Exercise description: Each line in the entries below that holds the string "Dynamic" must be copied.

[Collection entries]
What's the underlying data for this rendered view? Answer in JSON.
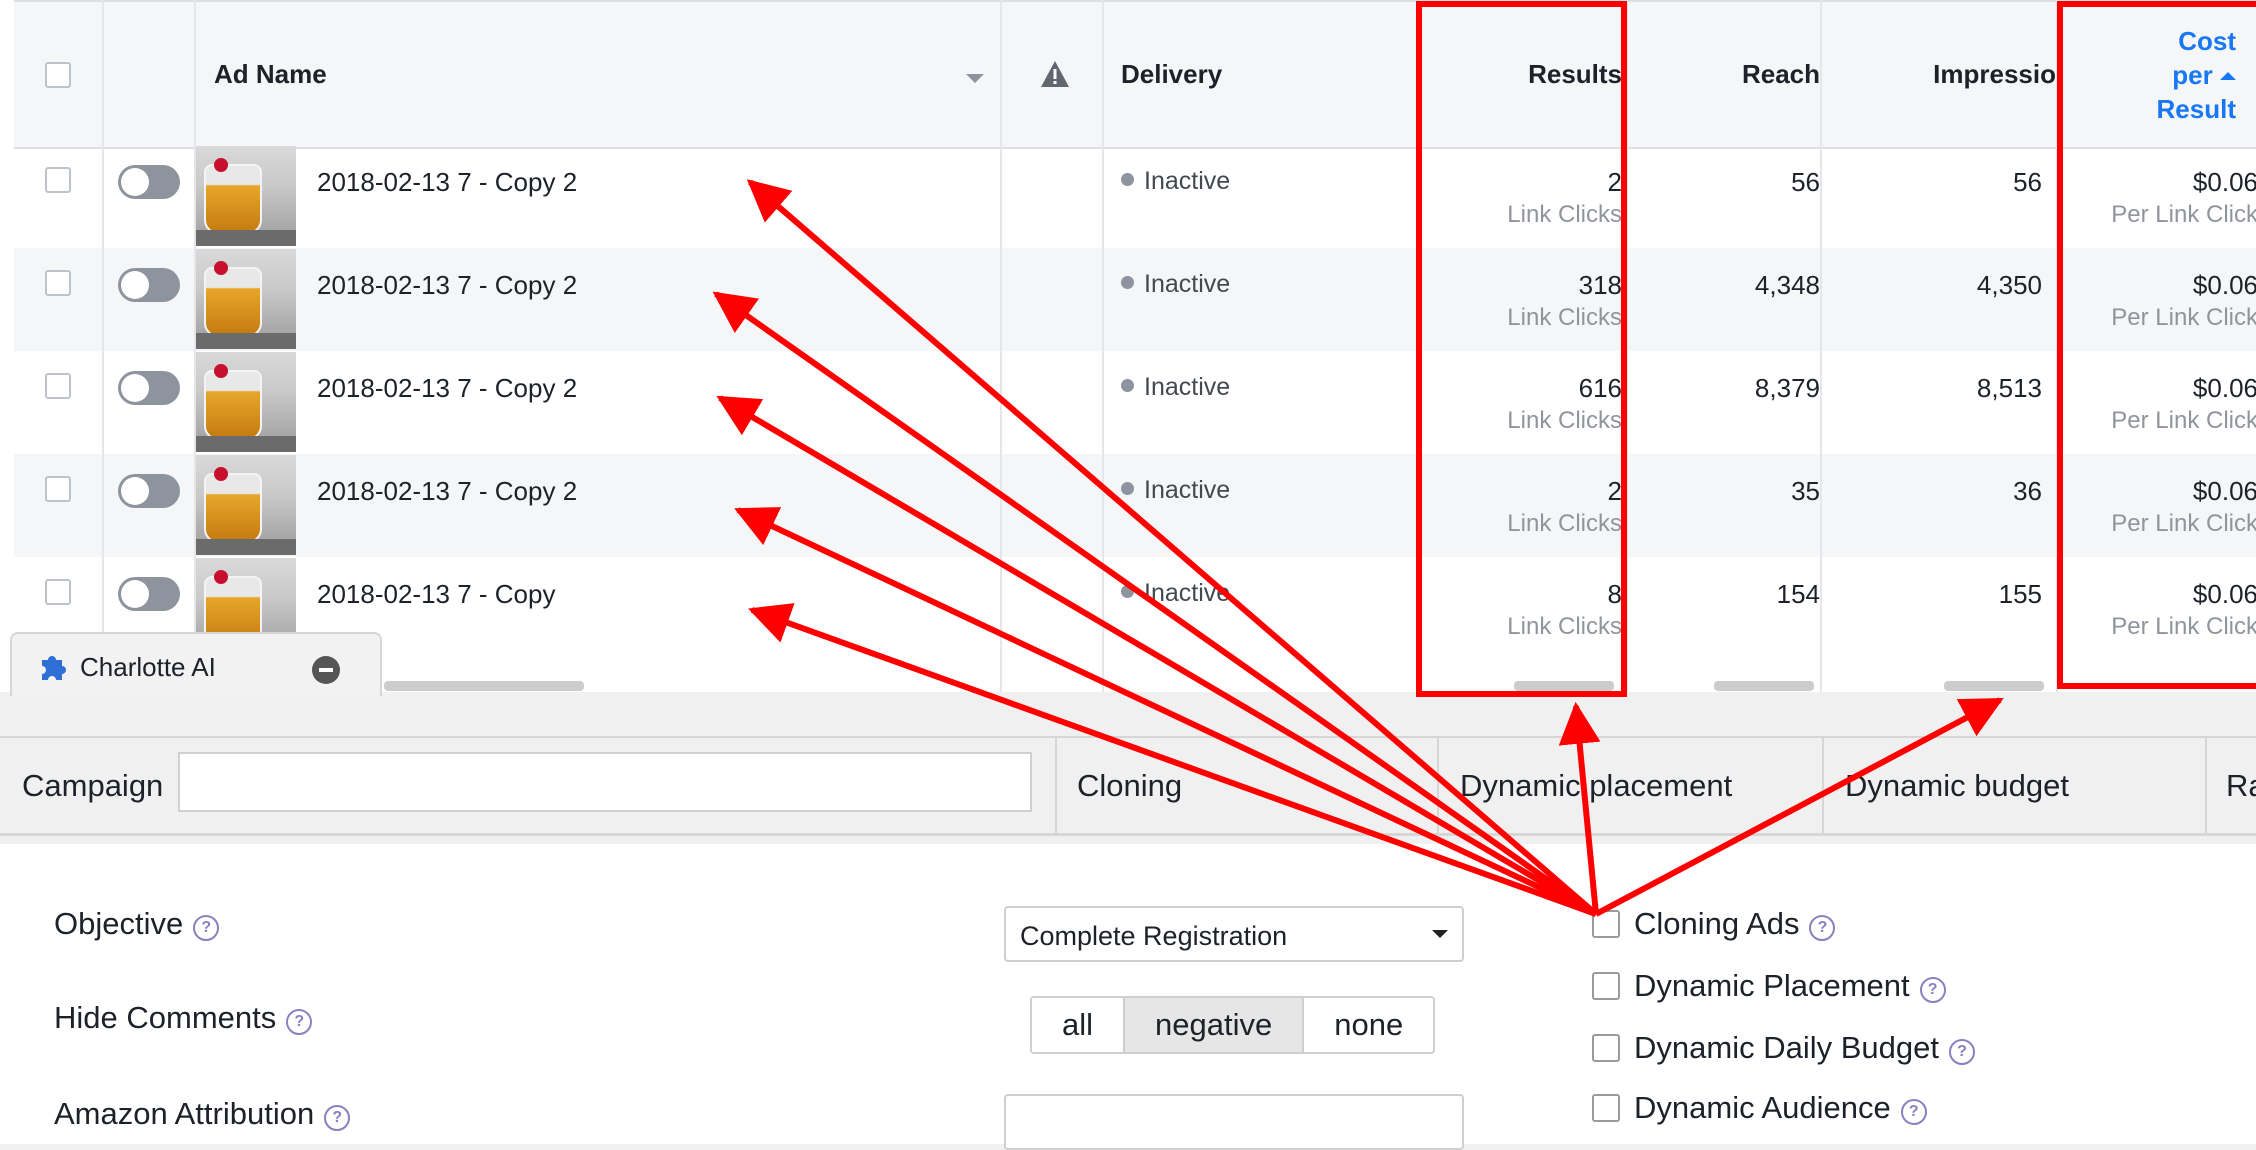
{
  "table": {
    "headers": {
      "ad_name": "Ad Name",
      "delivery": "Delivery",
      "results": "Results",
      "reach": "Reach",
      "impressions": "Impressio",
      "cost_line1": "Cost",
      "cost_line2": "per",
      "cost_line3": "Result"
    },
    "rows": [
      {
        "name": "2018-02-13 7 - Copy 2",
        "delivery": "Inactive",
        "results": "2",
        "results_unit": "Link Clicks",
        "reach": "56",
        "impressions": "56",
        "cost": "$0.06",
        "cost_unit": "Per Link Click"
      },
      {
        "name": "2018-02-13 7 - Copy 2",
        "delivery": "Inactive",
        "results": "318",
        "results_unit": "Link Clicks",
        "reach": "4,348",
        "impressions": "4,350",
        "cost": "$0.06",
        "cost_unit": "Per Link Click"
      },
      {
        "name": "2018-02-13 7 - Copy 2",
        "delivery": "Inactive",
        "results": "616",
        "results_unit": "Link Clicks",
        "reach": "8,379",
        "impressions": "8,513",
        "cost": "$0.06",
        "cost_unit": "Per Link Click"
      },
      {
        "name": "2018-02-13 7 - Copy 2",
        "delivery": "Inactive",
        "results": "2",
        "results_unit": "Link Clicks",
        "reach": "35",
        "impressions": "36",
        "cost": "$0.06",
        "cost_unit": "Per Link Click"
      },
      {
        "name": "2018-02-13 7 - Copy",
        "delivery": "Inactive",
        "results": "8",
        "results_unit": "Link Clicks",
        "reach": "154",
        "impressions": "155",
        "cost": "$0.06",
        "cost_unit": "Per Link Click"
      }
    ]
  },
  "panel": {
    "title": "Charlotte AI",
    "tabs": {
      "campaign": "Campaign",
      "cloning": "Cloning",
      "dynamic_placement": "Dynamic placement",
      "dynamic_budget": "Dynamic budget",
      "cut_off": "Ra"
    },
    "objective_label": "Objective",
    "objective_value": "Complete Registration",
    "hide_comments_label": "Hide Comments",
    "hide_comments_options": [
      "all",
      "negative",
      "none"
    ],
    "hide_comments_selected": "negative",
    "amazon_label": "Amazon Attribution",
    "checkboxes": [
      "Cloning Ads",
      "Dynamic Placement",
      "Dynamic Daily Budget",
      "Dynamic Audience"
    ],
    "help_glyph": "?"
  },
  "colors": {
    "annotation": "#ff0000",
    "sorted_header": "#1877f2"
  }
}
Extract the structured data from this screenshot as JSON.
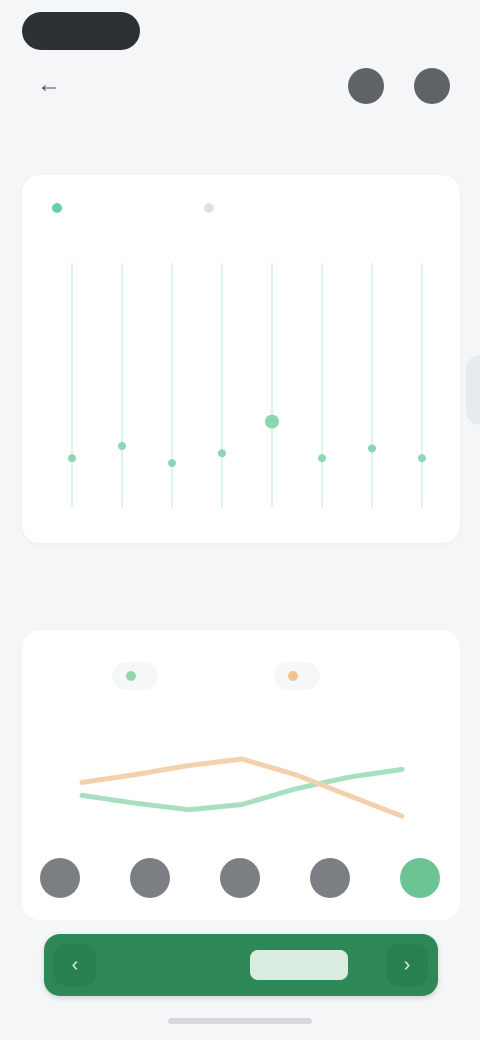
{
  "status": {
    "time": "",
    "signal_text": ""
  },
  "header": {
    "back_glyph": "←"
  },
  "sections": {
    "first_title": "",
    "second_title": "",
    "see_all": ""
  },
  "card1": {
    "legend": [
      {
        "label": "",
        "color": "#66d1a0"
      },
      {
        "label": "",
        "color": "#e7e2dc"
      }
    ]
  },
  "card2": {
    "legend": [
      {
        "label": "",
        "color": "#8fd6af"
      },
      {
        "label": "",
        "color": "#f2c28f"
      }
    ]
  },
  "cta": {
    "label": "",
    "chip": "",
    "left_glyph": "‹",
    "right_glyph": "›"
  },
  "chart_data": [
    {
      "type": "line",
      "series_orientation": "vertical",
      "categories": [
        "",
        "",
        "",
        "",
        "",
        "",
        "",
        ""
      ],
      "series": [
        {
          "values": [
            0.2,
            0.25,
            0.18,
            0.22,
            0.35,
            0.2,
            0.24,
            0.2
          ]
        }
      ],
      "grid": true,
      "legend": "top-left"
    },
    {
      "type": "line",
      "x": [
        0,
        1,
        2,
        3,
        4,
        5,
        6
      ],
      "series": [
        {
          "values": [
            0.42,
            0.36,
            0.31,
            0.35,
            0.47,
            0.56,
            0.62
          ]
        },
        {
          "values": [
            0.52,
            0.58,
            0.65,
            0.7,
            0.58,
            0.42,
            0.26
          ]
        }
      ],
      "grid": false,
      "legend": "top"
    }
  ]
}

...

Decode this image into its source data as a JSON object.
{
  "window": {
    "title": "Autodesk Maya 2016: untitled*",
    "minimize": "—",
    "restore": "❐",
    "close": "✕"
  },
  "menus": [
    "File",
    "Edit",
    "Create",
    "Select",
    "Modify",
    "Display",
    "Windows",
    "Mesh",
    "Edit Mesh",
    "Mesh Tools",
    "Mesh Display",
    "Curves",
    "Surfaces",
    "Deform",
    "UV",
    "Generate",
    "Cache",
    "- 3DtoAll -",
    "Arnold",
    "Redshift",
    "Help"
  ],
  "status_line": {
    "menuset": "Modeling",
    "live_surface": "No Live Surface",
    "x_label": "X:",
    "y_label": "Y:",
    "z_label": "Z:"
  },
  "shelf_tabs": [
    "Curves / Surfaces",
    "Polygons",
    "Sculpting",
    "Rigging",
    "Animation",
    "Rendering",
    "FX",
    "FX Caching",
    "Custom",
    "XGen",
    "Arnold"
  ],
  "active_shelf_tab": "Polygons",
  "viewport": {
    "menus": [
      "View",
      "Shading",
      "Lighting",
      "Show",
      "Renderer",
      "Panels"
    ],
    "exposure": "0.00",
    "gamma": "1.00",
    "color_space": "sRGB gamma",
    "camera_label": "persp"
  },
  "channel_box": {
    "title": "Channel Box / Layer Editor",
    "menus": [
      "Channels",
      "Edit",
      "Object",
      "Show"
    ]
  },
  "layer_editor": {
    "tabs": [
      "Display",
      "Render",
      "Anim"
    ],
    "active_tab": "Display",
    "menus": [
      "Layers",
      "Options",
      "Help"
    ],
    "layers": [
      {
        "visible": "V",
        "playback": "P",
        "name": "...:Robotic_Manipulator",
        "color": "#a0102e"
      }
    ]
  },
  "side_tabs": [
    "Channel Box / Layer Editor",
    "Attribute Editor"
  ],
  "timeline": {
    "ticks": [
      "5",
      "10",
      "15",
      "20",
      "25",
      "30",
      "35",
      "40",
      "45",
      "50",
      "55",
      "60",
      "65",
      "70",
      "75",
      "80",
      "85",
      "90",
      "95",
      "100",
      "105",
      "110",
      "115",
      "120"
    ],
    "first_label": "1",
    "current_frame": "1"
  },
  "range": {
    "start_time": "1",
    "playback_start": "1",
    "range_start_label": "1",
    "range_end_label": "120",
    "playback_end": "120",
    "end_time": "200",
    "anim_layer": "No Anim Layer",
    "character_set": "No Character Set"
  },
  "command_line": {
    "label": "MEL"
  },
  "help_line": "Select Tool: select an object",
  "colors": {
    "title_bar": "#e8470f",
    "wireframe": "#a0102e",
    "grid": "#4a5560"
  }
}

Solved exercise:
      "dynamic_placement": "Dynamic placement",
      "dynamic_budget": "Dynamic budget",
      "Dynamic Placement",
      "Dynamic Daily Budget",
      "Dynamic Audience"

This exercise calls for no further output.